Flamenco, Butoh, African, tap and modern dance were skillfully combined with speech and acting in Shigeko Suga's ''Shiku Hakku: The Eight Sufferings,'' which Indalo Artists presented on Sunday afternoon at the Club at La MaMa.

The production examined forms of human woe, and the action was both allegorical and grittily realistic. Dramatic vignettes were juxtaposed with danced outbursts, most of them derived from flamenco. Given the work's grimness, the relentless flamenco stampings and clappings came to symbolize inescapable doom. Some dramatic scenes concerned lonely individuals. In others, groups taunted outsiders.

A particularly effective sketch featured Alan Spaulding as a fellow who tried to do a jaunty tap dance while talking about his life. Yet as he mentioned his problems, other dancers burdened him with objects and his tapping grew heavy.
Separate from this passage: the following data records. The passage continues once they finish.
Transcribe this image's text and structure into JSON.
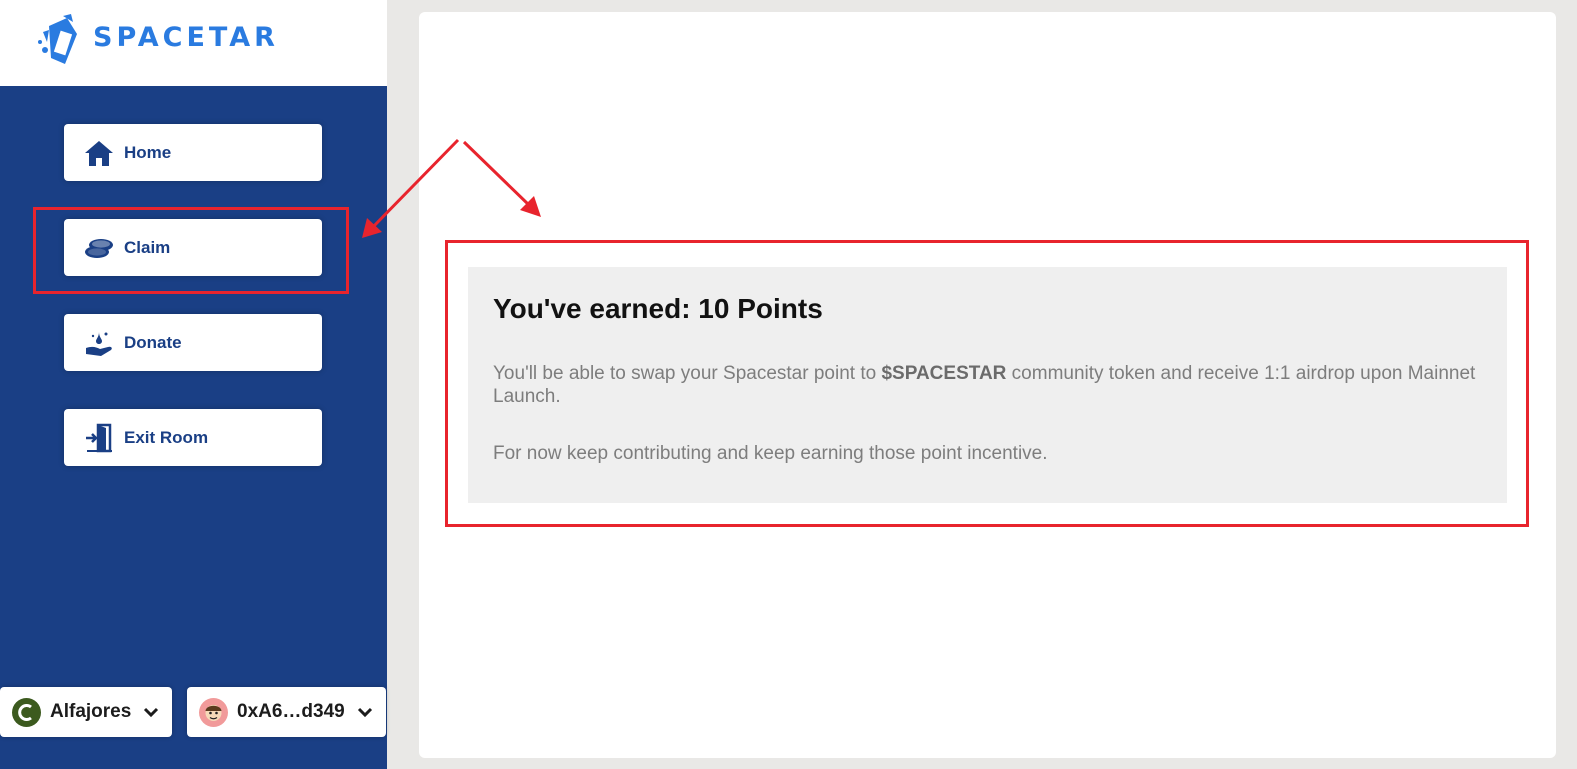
{
  "brand": {
    "name": "SPACETAR",
    "color": "#2a7be0"
  },
  "colors": {
    "sidebar": "#1a3f85",
    "highlight": "#e8242d",
    "card_bg": "#efefef"
  },
  "nav": {
    "items": [
      {
        "label": "Home",
        "icon": "home-icon"
      },
      {
        "label": "Claim",
        "icon": "coins-icon"
      },
      {
        "label": "Donate",
        "icon": "donate-hand-icon"
      },
      {
        "label": "Exit Room",
        "icon": "exit-door-icon"
      }
    ]
  },
  "network": {
    "label": "Alfajores",
    "icon": "celo-network-icon"
  },
  "account": {
    "label": "0xA6…d349",
    "icon": "account-avatar-icon"
  },
  "card": {
    "title": "You've earned: 10 Points",
    "desc_before": "You'll be able to swap your Spacestar point to ",
    "desc_token": "$SPACESTAR",
    "desc_after": " community token and receive 1:1 airdrop upon Mainnet Launch.",
    "note": "For now keep contributing and keep earning those point incentive."
  }
}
Throughout the production, Gwyneth Leech drew portraits of the cast in India ink on sheets attached to the space's walls. But near the conclusion, she depicted mothers and babies. Kumi Kuwahata danced a solo in which she seemed to be giving birth and people in shining robes approached her joyfully. The moment suggested that despite the world's miseries, new life can offer new hope.

The cast included Minouche Waring, Atsuko Kino, Mami Nakae, Bergin Michaels and Ms. Suga. Ms. Nakae, Ms. Kino and Mr. Spaulding created some of the dances. There was additional choreography by Maria Alba, Mieko Sieto, Elena Andujar and Masahiro Kunii. And Yukio Tsuji was a guest artist in an original percussion score by Yoshitaka Shimada.

The production continues through Sunday in the intimate cafe at La MaMa, the theatrical complex at 74 East Fourth Street, East Village.